→ WHAT IS BEING ASKED:
Your copy should repeat each record exactly and contain none of the pictures.

→ DATA LISTING:
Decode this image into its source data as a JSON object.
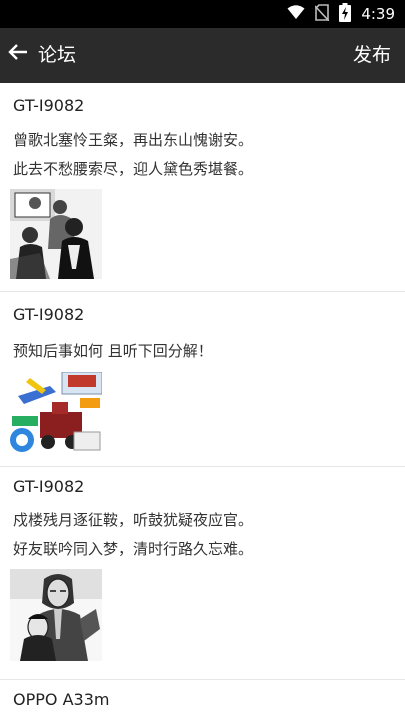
{
  "status_bar": {
    "time": "4:39",
    "icons": [
      "wifi-icon",
      "no-sim-icon",
      "battery-charging-icon"
    ]
  },
  "app_bar": {
    "back_icon": "arrow-left-icon",
    "title": "论坛",
    "action_label": "发布"
  },
  "posts": [
    {
      "author": "GT-I9082",
      "lines": [
        "曾歌北塞怜王粲，再出东山愧谢安。",
        "此去不愁腰索尽，迎人黛色秀堪餐。"
      ],
      "image": "comic-illustration-people-icon"
    },
    {
      "author": "GT-I9082",
      "lines": [
        "预知后事如何 且听下回分解！"
      ],
      "image": "toy-train-photo-icon"
    },
    {
      "author": "GT-I9082",
      "lines": [
        "戍楼残月逐征鞍，听鼓犹疑夜应官。",
        "好友联吟同入梦，清时行路久忘难。"
      ],
      "image": "sketch-portrait-woman-child-icon"
    },
    {
      "author": "OPPO A33m",
      "lines": [],
      "image": ""
    }
  ]
}
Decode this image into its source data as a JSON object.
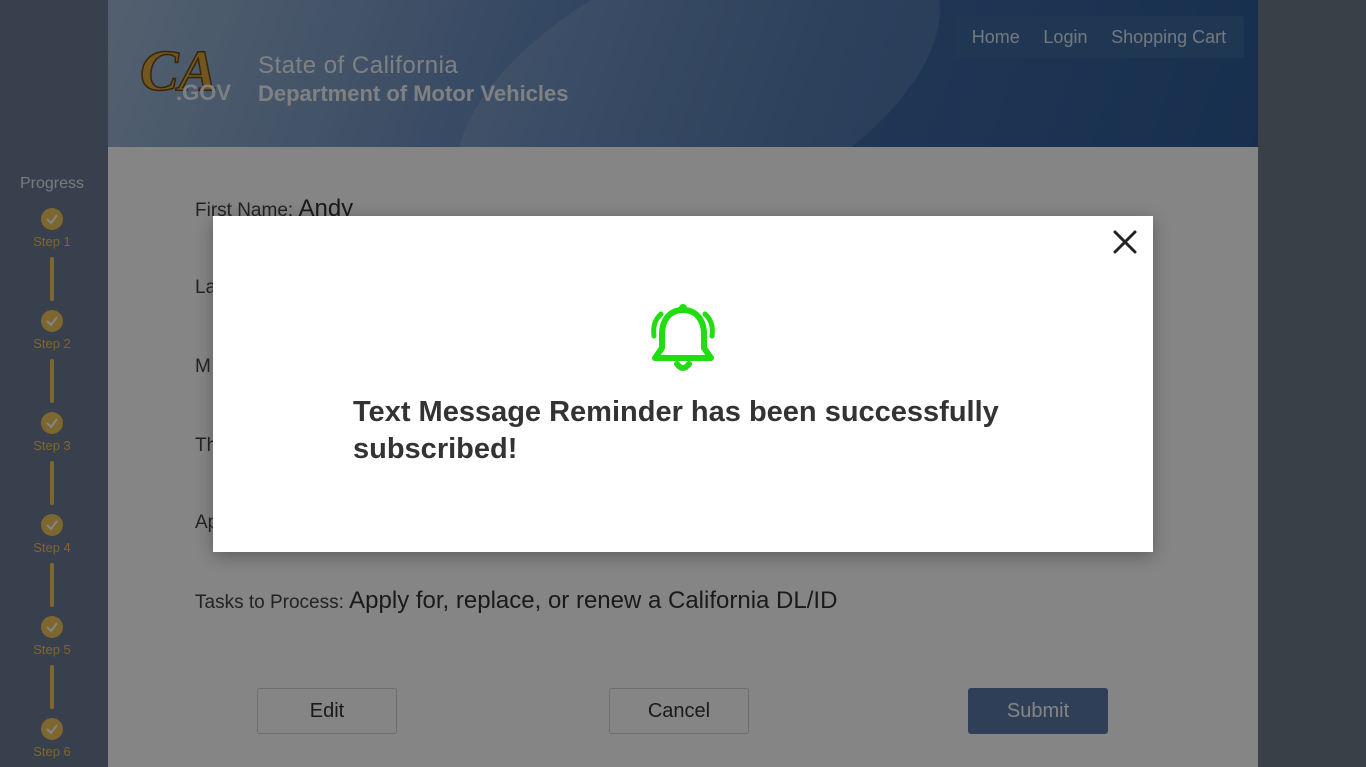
{
  "header": {
    "logo_text": "CA.GOV",
    "agency_line1": "State of California",
    "agency_line2": "Department of Motor Vehicles",
    "nav": [
      {
        "label": "Home"
      },
      {
        "label": "Login"
      },
      {
        "label": "Shopping Cart"
      }
    ]
  },
  "sidebar": {
    "title": "Progress",
    "steps": [
      {
        "label": "Step 1",
        "status": "complete"
      },
      {
        "label": "Step 2",
        "status": "complete"
      },
      {
        "label": "Step 3",
        "status": "complete"
      },
      {
        "label": "Step 4",
        "status": "complete"
      },
      {
        "label": "Step 5",
        "status": "complete"
      },
      {
        "label": "Step 6",
        "status": "complete"
      }
    ]
  },
  "form": {
    "first_name_label": "First Name:",
    "first_name_value": "Andy",
    "row2_label_partial": "La",
    "row3_label_partial": "M",
    "row4_label_partial": "Th",
    "row5_label_partial": "Ap",
    "tasks_label": "Tasks to Process:",
    "tasks_value": "Apply for, replace, or renew a California DL/ID"
  },
  "buttons": {
    "edit": "Edit",
    "cancel": "Cancel",
    "submit": "Submit"
  },
  "modal": {
    "icon": "bell-icon",
    "message": "Text Message Reminder has been successfully subscribed!",
    "icon_color": "#22dd11"
  },
  "colors": {
    "step_accent": "#f2c35a",
    "submit_bg": "#5b7aa8"
  }
}
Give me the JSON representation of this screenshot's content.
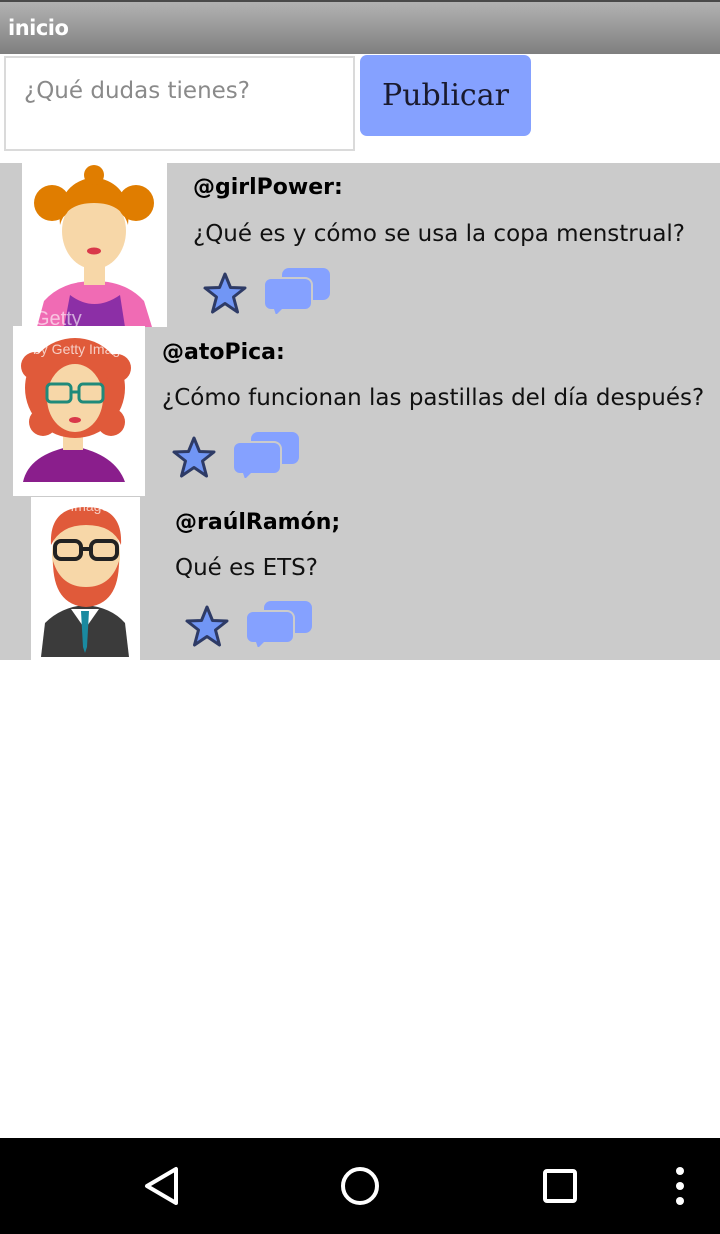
{
  "app": {
    "title": "inicio"
  },
  "composer": {
    "placeholder": "¿Qué dudas tienes?",
    "publish_label": "Publicar"
  },
  "posts": [
    {
      "username": "@girlPower:",
      "question": "¿Qué es y cómo se usa la copa menstrual?",
      "avatar": "woman-orange-hair-avatar"
    },
    {
      "username": "@atoPica:",
      "question": "¿Cómo funcionan las pastillas del día después?",
      "avatar": "woman-curly-red-hair-avatar"
    },
    {
      "username": "@raúlRamón;",
      "question": "Qué es ETS?",
      "avatar": "man-red-beard-avatar"
    }
  ],
  "colors": {
    "accent": "#85a1ff",
    "feed_background": "#cbcbcb",
    "star_fill": "#7196f5"
  },
  "navbar": {
    "keys": [
      "back-icon",
      "home-icon",
      "recents-icon",
      "more-icon"
    ]
  }
}
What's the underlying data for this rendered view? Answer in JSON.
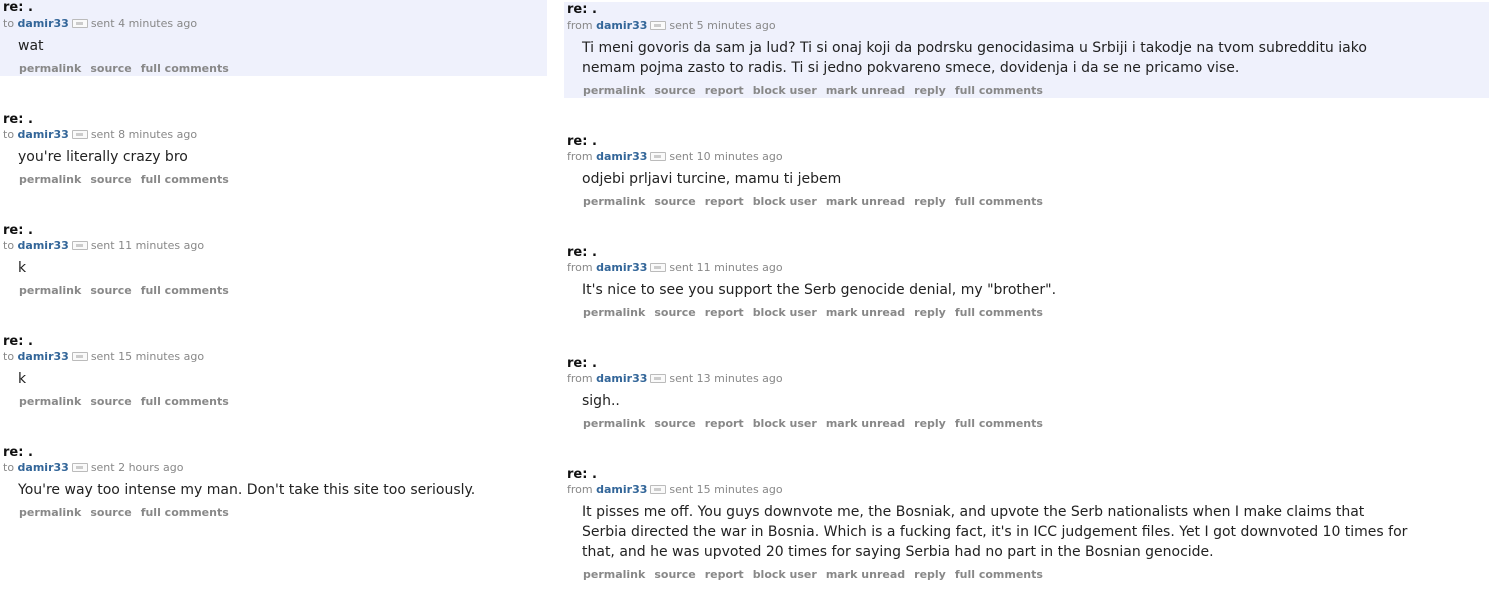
{
  "left": [
    {
      "subject": "re: .",
      "dir": "to",
      "user": "damir33",
      "sent": "sent 4 minutes ago",
      "body": "wat",
      "links": [
        "permalink",
        "source",
        "full comments"
      ]
    },
    {
      "subject": "re: .",
      "dir": "to",
      "user": "damir33",
      "sent": "sent 8 minutes ago",
      "body": "you're literally crazy bro",
      "links": [
        "permalink",
        "source",
        "full comments"
      ]
    },
    {
      "subject": "re: .",
      "dir": "to",
      "user": "damir33",
      "sent": "sent 11 minutes ago",
      "body": "k",
      "links": [
        "permalink",
        "source",
        "full comments"
      ]
    },
    {
      "subject": "re: .",
      "dir": "to",
      "user": "damir33",
      "sent": "sent 15 minutes ago",
      "body": "k",
      "links": [
        "permalink",
        "source",
        "full comments"
      ]
    },
    {
      "subject": "re: .",
      "dir": "to",
      "user": "damir33",
      "sent": "sent 2 hours ago",
      "body": "You're way too intense my man. Don't take this site too seriously.",
      "links": [
        "permalink",
        "source",
        "full comments"
      ]
    }
  ],
  "right": [
    {
      "subject": "re: .",
      "dir": "from",
      "user": "damir33",
      "sent": "sent 5 minutes ago",
      "body": [
        "Ti meni govoris da sam ja lud? Ti si onaj koji da podrsku genocidasima u Srbiji i takodje na tvom subredditu iako",
        "nemam pojma zasto to radis. Ti si jedno pokvareno smece, dovidenja i da se ne pricamo vise."
      ],
      "links": [
        "permalink",
        "source",
        "report",
        "block user",
        "mark unread",
        "reply",
        "full comments"
      ]
    },
    {
      "subject": "re: .",
      "dir": "from",
      "user": "damir33",
      "sent": "sent 10 minutes ago",
      "body": [
        "odjebi prljavi turcine, mamu ti jebem"
      ],
      "links": [
        "permalink",
        "source",
        "report",
        "block user",
        "mark unread",
        "reply",
        "full comments"
      ]
    },
    {
      "subject": "re: .",
      "dir": "from",
      "user": "damir33",
      "sent": "sent 11 minutes ago",
      "body": [
        "It's nice to see you support the Serb genocide denial, my \"brother\"."
      ],
      "links": [
        "permalink",
        "source",
        "report",
        "block user",
        "mark unread",
        "reply",
        "full comments"
      ]
    },
    {
      "subject": "re: .",
      "dir": "from",
      "user": "damir33",
      "sent": "sent 13 minutes ago",
      "body": [
        "sigh.."
      ],
      "links": [
        "permalink",
        "source",
        "report",
        "block user",
        "mark unread",
        "reply",
        "full comments"
      ]
    },
    {
      "subject": "re: .",
      "dir": "from",
      "user": "damir33",
      "sent": "sent 15 minutes ago",
      "body": [
        "It pisses me off. You guys downvote me, the Bosniak, and upvote the Serb nationalists when I make claims that",
        "Serbia directed the war in Bosnia. Which is a fucking fact, it's in ICC judgement files. Yet I got downvoted 10 times for",
        "that, and he was upvoted 20 times for saying Serbia had no part in the Bosnian genocide."
      ],
      "links": [
        "permalink",
        "source",
        "report",
        "block user",
        "mark unread",
        "reply",
        "full comments"
      ]
    }
  ]
}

→ REPLY:
Decode this image into its source data as a JSON object.
{
  "status_bar": {
    "time": "4:39",
    "icons": [
      "wifi-icon",
      "no-sim-icon",
      "battery-charging-icon"
    ]
  },
  "app_bar": {
    "back_icon": "arrow-left-icon",
    "title": "论坛",
    "action_label": "发布"
  },
  "posts": [
    {
      "author": "GT-I9082",
      "lines": [
        "曾歌北塞怜王粲，再出东山愧谢安。",
        "此去不愁腰索尽，迎人黛色秀堪餐。"
      ],
      "image": "comic-illustration-people-icon"
    },
    {
      "author": "GT-I9082",
      "lines": [
        "预知后事如何 且听下回分解！"
      ],
      "image": "toy-train-photo-icon"
    },
    {
      "author": "GT-I9082",
      "lines": [
        "戍楼残月逐征鞍，听鼓犹疑夜应官。",
        "好友联吟同入梦，清时行路久忘难。"
      ],
      "image": "sketch-portrait-woman-child-icon"
    },
    {
      "author": "OPPO A33m",
      "lines": [],
      "image": ""
    }
  ]
}
Decode this image into its source data as a JSON object.
{
  "header": {
    "logo_text": "CA.GOV",
    "agency_line1": "State of California",
    "agency_line2": "Department of Motor Vehicles",
    "nav": [
      {
        "label": "Home"
      },
      {
        "label": "Login"
      },
      {
        "label": "Shopping Cart"
      }
    ]
  },
  "sidebar": {
    "title": "Progress",
    "steps": [
      {
        "label": "Step 1",
        "status": "complete"
      },
      {
        "label": "Step 2",
        "status": "complete"
      },
      {
        "label": "Step 3",
        "status": "complete"
      },
      {
        "label": "Step 4",
        "status": "complete"
      },
      {
        "label": "Step 5",
        "status": "complete"
      },
      {
        "label": "Step 6",
        "status": "complete"
      }
    ]
  },
  "form": {
    "first_name_label": "First Name:",
    "first_name_value": "Andy",
    "row2_label_partial": "La",
    "row3_label_partial": "M",
    "row4_label_partial": "Th",
    "row5_label_partial": "Ap",
    "tasks_label": "Tasks to Process:",
    "tasks_value": "Apply for, replace, or renew a California DL/ID"
  },
  "buttons": {
    "edit": "Edit",
    "cancel": "Cancel",
    "submit": "Submit"
  },
  "modal": {
    "icon": "bell-icon",
    "message": "Text Message Reminder has been successfully subscribed!",
    "icon_color": "#22dd11"
  },
  "colors": {
    "step_accent": "#f2c35a",
    "submit_bg": "#5b7aa8"
  }
}
Give me the JSON representation of this screenshot's content.
{
  "app": {
    "title": "inicio"
  },
  "composer": {
    "placeholder": "¿Qué dudas tienes?",
    "publish_label": "Publicar"
  },
  "posts": [
    {
      "username": "@girlPower:",
      "question": "¿Qué es y cómo se usa la copa menstrual?",
      "avatar": "woman-orange-hair-avatar"
    },
    {
      "username": "@atoPica:",
      "question": "¿Cómo funcionan las pastillas del día después?",
      "avatar": "woman-curly-red-hair-avatar"
    },
    {
      "username": "@raúlRamón;",
      "question": "Qué es ETS?",
      "avatar": "man-red-beard-avatar"
    }
  ],
  "colors": {
    "accent": "#85a1ff",
    "feed_background": "#cbcbcb",
    "star_fill": "#7196f5"
  },
  "navbar": {
    "keys": [
      "back-icon",
      "home-icon",
      "recents-icon",
      "more-icon"
    ]
  }
}
What's the underlying data for this rendered view? Answer in JSON.
{
  "left": [
    {
      "subject": "re: .",
      "dir": "to",
      "user": "damir33",
      "sent": "sent 4 minutes ago",
      "body": "wat",
      "links": [
        "permalink",
        "source",
        "full comments"
      ]
    },
    {
      "subject": "re: .",
      "dir": "to",
      "user": "damir33",
      "sent": "sent 8 minutes ago",
      "body": "you're literally crazy bro",
      "links": [
        "permalink",
        "source",
        "full comments"
      ]
    },
    {
      "subject": "re: .",
      "dir": "to",
      "user": "damir33",
      "sent": "sent 11 minutes ago",
      "body": "k",
      "links": [
        "permalink",
        "source",
        "full comments"
      ]
    },
    {
      "subject": "re: .",
      "dir": "to",
      "user": "damir33",
      "sent": "sent 15 minutes ago",
      "body": "k",
      "links": [
        "permalink",
        "source",
        "full comments"
      ]
    },
    {
      "subject": "re: .",
      "dir": "to",
      "user": "damir33",
      "sent": "sent 2 hours ago",
      "body": "You're way too intense my man. Don't take this site too seriously.",
      "links": [
        "permalink",
        "source",
        "full comments"
      ]
    }
  ],
  "right": [
    {
      "subject": "re: .",
      "dir": "from",
      "user": "damir33",
      "sent": "sent 5 minutes ago",
      "body": [
        "Ti meni govoris da sam ja lud? Ti si onaj koji da podrsku genocidasima u Srbiji i takodje na tvom subredditu iako",
        "nemam pojma zasto to radis. Ti si jedno pokvareno smece, dovidenja i da se ne pricamo vise."
      ],
      "links": [
        "permalink",
        "source",
        "report",
        "block user",
        "mark unread",
        "reply",
        "full comments"
      ]
    },
    {
      "subject": "re: .",
      "dir": "from",
      "user": "damir33",
      "sent": "sent 10 minutes ago",
      "body": [
        "odjebi prljavi turcine, mamu ti jebem"
      ],
      "links": [
        "permalink",
        "source",
        "report",
        "block user",
        "mark unread",
        "reply",
        "full comments"
      ]
    },
    {
      "subject": "re: .",
      "dir": "from",
      "user": "damir33",
      "sent": "sent 11 minutes ago",
      "body": [
        "It's nice to see you support the Serb genocide denial, my \"brother\"."
      ],
      "links": [
        "permalink",
        "source",
        "report",
        "block user",
        "mark unread",
        "reply",
        "full comments"
      ]
    },
    {
      "subject": "re: .",
      "dir": "from",
      "user": "damir33",
      "sent": "sent 13 minutes ago",
      "body": [
        "sigh.."
      ],
      "links": [
        "permalink",
        "source",
        "report",
        "block user",
        "mark unread",
        "reply",
        "full comments"
      ]
    },
    {
      "subject": "re: .",
      "dir": "from",
      "user": "damir33",
      "sent": "sent 15 minutes ago",
      "body": [
        "It pisses me off. You guys downvote me, the Bosniak, and upvote the Serb nationalists when I make claims that",
        "Serbia directed the war in Bosnia. Which is a fucking fact, it's in ICC judgement files. Yet I got downvoted 10 times for",
        "that, and he was upvoted 20 times for saying Serbia had no part in the Bosnian genocide."
      ],
      "links": [
        "permalink",
        "source",
        "report",
        "block user",
        "mark unread",
        "reply",
        "full comments"
      ]
    }
  ]
}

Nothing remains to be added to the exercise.